■ EXERCISE DETAILS
Please give nothing except the number of lines in the records below that include the word "color".

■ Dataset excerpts
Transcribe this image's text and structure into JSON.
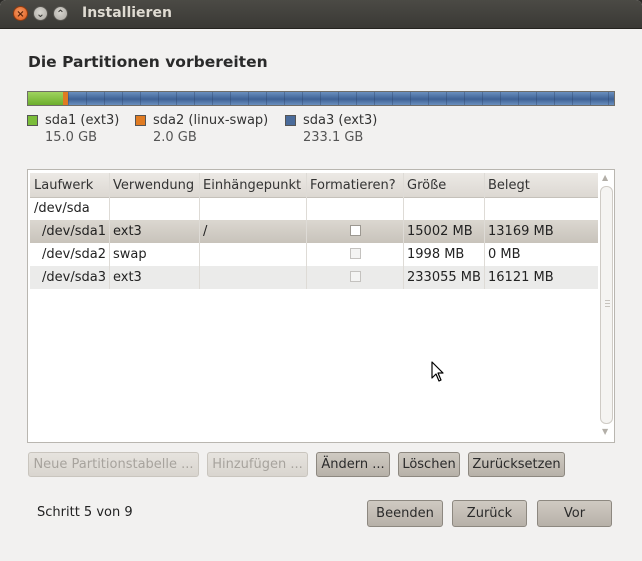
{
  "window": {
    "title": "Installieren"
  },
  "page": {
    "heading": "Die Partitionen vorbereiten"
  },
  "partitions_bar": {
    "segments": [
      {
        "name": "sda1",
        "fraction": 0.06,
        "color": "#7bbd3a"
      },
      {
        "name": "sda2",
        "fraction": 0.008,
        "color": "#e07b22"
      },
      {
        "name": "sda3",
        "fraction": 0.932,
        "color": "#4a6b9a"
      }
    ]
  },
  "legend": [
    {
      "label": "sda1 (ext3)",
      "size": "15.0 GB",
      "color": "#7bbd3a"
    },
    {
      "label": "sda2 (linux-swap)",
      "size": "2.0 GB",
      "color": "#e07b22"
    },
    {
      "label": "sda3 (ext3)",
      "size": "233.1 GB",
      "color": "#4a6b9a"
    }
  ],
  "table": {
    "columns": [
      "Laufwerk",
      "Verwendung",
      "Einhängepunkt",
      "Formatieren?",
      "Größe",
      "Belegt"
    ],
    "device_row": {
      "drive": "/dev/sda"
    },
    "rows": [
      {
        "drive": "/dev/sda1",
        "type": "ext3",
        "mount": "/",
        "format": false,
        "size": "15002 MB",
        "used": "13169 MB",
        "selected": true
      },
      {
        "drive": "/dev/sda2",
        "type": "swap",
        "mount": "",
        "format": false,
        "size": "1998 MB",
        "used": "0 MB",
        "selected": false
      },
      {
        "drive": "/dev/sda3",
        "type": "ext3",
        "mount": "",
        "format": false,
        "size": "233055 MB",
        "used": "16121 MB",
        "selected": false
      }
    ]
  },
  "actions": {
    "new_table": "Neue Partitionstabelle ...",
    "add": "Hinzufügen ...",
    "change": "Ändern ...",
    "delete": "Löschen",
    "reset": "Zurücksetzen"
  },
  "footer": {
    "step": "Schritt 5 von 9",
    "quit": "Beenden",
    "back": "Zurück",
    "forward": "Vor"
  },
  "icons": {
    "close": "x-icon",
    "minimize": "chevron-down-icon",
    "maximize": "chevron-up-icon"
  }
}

■ RESULT OF THE EXERCISE
6